Professor of Psychology, Pediatrics, and Electrical & Computer Engineering, University of Miami
Friday, November 8 @ 11am
Cognitive Science Building, room 003
Emotion, Interaction, and Autism: Timing and Development
Can real-time social processes illuminate developmental achievements? A dynamic systems perspective, automated measurements, and new modeling approaches are used to understand the expression of emotion and the development of social communication in infants at risk for autism and typically-developing infants.
Bio: Dr. Messinger is Professor in the Department of Psychology at the University of Miami with secondary assignments in Pediatrics and Electrical and Computer Engineering.

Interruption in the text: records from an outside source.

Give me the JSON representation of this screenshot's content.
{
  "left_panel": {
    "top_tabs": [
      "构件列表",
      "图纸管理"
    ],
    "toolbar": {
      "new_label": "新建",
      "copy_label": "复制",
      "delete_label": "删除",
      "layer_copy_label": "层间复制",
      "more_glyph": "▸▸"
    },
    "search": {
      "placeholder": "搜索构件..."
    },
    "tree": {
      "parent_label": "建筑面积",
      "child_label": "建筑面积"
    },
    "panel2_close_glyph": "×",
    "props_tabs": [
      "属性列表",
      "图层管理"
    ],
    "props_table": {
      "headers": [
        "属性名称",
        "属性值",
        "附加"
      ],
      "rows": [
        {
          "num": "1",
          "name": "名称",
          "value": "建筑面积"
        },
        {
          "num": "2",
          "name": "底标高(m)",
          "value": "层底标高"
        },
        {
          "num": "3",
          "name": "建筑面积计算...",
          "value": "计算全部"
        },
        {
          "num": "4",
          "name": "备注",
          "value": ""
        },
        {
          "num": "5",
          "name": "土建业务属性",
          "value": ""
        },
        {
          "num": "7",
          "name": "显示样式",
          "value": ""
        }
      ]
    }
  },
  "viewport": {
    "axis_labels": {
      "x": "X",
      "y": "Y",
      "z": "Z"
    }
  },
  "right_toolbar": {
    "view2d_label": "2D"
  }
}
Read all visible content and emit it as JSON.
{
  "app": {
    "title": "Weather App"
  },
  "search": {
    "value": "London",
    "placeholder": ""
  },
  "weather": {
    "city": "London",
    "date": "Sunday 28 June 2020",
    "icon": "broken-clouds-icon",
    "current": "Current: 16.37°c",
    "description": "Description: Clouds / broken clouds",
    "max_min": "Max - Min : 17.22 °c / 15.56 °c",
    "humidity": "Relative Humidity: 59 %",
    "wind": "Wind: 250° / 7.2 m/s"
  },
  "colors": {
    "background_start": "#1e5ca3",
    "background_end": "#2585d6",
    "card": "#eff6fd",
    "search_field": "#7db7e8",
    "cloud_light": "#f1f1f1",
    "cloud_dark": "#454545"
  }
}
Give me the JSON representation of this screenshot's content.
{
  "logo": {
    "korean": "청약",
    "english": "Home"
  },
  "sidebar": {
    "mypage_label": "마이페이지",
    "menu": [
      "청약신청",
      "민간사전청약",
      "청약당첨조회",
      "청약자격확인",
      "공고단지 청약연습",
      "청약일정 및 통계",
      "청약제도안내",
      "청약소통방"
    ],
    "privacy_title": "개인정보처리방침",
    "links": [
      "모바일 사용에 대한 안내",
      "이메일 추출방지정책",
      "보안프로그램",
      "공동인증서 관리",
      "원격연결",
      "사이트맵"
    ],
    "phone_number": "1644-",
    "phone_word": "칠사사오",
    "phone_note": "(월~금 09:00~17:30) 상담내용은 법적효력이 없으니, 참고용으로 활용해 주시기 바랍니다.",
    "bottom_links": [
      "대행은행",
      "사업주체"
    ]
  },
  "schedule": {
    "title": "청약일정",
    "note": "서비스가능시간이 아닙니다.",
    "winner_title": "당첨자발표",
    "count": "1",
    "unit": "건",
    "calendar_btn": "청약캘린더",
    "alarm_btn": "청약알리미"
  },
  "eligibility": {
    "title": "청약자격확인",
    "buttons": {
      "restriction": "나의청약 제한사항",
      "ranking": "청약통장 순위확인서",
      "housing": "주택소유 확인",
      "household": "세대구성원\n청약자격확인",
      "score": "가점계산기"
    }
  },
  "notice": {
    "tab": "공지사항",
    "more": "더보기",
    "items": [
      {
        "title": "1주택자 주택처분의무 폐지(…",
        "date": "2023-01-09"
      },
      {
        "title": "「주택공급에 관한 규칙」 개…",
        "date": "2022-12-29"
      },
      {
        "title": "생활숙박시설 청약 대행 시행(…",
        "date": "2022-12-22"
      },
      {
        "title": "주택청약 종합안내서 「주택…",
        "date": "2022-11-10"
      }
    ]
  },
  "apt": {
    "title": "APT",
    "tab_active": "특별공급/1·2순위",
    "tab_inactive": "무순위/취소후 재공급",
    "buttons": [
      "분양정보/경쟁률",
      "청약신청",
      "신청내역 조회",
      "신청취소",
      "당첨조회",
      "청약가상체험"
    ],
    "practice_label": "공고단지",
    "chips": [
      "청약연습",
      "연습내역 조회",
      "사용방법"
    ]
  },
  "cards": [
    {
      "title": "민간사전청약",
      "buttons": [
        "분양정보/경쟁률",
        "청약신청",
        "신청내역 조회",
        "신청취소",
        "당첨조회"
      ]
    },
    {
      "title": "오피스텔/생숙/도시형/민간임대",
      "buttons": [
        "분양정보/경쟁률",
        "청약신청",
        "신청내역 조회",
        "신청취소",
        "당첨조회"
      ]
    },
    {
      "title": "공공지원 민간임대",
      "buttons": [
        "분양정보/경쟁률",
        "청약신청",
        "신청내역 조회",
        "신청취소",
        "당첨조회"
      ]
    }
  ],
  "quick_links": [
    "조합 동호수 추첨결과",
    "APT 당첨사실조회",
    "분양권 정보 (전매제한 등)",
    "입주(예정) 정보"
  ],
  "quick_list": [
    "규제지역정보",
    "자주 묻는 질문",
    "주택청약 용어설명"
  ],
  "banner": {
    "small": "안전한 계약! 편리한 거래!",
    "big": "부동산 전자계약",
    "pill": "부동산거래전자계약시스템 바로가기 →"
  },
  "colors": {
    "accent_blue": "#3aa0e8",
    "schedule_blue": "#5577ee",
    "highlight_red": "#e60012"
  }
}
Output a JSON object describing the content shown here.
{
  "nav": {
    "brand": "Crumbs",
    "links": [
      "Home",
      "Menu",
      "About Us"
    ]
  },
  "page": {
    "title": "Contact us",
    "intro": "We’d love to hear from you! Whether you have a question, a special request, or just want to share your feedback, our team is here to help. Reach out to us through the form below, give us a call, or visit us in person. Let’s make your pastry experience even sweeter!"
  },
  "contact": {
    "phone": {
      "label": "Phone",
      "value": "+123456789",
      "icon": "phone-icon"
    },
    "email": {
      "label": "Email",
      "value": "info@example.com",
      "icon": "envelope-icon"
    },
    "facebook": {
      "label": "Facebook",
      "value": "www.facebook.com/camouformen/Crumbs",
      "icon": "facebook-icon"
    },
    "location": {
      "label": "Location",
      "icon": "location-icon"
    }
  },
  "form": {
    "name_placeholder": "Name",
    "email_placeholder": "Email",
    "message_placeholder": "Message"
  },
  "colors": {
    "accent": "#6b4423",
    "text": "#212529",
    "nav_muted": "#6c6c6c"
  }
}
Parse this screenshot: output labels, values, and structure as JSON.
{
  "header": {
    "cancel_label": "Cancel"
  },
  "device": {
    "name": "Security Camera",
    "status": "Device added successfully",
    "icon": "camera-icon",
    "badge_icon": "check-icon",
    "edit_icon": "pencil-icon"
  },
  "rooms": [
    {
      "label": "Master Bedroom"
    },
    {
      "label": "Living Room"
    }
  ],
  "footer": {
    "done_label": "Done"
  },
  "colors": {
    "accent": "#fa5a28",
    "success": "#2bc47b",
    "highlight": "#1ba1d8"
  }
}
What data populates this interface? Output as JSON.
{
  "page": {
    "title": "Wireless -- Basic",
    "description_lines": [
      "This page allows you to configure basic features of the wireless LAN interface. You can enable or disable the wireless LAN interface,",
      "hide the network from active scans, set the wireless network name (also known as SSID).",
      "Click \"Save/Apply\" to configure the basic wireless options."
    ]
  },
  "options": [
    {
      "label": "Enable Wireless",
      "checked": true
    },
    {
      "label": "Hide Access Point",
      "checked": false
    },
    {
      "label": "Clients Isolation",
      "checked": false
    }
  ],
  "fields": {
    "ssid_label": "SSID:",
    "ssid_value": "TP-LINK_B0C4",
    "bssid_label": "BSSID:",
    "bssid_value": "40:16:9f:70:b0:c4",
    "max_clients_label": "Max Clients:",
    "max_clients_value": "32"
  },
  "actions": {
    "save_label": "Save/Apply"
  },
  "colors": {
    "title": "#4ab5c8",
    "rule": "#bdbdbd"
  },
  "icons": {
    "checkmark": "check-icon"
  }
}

He investigates social and emotional development of typically developing and at-risk infants and children. He is interested in using real-time behavioral processes to understand development, with emphases on facial expression, adult-child interaction, and security of attachment. His current work involves measurement of emotional dynamics, communicative development among infants at risk for autism, and the application of machine learning approaches to infant-parent interaction. Dr. Messinger is the author of more than 60 articles and chapters on these topics. His work is funded by the NIH, NSF, Autism Speaks, and the Simons Foundation. He is a member of the Executive Committee of the NIH/Autism Speaks Baby Siblings Research Consortium.